Directions
Look through the records that follow. Copy every line containing the word "this".

Extracted records
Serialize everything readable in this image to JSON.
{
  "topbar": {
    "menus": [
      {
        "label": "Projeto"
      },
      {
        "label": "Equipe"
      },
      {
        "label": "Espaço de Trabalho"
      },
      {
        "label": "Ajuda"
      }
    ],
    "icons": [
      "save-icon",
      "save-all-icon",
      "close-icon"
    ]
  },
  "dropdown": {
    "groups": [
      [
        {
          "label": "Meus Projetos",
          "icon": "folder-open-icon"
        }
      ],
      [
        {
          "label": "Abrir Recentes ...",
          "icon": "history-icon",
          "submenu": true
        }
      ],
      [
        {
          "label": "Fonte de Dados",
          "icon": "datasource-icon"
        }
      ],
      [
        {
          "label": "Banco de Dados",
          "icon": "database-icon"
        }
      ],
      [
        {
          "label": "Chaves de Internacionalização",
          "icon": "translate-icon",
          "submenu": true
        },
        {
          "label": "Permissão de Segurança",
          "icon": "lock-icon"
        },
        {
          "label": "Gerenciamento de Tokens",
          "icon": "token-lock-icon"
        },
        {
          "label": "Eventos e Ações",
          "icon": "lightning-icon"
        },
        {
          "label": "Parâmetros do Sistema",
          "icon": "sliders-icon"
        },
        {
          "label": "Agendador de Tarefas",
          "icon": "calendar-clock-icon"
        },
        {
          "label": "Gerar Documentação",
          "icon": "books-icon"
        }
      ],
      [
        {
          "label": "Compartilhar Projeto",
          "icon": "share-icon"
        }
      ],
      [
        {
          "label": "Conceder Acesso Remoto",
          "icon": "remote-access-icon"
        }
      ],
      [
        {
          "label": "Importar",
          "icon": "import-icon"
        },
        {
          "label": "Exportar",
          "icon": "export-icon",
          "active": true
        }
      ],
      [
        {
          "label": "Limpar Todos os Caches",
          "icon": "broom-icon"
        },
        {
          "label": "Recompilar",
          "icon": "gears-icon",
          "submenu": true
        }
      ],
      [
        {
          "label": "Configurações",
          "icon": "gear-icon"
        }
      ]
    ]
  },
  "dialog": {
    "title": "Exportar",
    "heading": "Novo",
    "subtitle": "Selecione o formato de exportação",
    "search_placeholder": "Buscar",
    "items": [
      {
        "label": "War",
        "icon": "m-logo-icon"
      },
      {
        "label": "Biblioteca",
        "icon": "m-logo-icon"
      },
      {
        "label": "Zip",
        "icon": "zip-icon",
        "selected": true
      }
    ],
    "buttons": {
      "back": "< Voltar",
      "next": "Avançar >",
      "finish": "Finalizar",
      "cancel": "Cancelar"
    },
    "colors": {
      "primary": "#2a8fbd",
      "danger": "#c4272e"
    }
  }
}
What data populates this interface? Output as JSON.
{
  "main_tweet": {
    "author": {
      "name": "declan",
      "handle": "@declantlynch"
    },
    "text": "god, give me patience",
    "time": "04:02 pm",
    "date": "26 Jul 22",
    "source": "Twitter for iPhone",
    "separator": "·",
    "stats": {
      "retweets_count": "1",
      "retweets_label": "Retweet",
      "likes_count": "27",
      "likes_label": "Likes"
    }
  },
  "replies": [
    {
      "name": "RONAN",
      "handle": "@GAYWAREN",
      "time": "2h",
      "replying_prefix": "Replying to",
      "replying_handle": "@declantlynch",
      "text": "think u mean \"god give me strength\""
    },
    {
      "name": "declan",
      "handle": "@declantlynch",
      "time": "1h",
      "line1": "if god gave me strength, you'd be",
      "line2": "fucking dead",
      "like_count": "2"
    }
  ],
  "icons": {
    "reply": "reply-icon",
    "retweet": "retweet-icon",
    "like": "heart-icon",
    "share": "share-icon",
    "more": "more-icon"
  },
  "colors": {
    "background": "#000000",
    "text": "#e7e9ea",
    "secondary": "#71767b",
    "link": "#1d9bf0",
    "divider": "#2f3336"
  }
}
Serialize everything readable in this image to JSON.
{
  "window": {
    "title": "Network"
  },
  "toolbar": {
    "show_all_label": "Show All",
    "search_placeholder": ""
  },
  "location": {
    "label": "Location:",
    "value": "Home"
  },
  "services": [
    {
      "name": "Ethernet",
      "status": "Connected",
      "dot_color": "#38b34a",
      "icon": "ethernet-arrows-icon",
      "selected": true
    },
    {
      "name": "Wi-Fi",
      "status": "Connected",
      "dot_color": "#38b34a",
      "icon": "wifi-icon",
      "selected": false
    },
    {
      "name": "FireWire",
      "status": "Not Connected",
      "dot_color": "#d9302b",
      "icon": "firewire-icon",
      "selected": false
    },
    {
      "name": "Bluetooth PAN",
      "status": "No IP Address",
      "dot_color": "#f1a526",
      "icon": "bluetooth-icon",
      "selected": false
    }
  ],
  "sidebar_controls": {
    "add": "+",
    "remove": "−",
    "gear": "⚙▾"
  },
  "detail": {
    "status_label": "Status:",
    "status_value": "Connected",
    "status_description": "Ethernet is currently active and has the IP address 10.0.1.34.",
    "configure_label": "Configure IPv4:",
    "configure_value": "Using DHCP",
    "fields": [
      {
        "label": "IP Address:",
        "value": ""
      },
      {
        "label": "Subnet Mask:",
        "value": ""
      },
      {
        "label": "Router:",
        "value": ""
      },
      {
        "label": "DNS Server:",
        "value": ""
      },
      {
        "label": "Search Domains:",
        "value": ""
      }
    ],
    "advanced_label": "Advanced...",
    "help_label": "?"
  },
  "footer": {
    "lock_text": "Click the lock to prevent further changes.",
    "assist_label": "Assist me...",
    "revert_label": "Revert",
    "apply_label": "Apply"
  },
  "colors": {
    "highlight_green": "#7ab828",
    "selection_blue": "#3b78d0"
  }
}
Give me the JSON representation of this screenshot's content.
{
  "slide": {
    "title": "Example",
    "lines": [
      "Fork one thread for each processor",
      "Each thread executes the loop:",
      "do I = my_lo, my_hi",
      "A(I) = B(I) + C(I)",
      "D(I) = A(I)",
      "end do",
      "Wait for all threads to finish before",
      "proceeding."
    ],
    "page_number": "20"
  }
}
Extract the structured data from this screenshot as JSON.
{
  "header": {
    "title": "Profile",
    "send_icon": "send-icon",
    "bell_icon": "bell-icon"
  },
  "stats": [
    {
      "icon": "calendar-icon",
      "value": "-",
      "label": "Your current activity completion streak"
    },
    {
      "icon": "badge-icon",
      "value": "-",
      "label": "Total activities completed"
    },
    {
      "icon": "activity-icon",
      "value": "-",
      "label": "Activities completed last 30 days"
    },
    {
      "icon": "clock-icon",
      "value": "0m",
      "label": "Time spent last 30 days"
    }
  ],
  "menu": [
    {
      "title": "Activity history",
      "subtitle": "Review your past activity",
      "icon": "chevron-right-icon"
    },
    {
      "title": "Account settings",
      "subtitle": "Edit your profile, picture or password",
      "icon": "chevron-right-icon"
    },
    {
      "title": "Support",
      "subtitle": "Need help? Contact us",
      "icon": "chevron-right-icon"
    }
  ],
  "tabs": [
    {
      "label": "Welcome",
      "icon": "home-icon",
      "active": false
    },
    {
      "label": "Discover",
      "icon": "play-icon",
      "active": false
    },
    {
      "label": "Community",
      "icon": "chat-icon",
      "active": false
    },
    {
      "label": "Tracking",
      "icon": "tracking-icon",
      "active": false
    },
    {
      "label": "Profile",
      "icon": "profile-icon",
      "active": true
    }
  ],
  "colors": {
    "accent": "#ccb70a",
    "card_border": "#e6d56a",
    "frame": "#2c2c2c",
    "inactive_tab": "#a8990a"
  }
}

Answer area
Serialize everything readable in this image to JSON.
What data populates this interface? Output as JSON.
Serialize everything readable in this image to JSON.
Give me the JSON representation of this screenshot's content.
Extract the structured data from this screenshot as JSON.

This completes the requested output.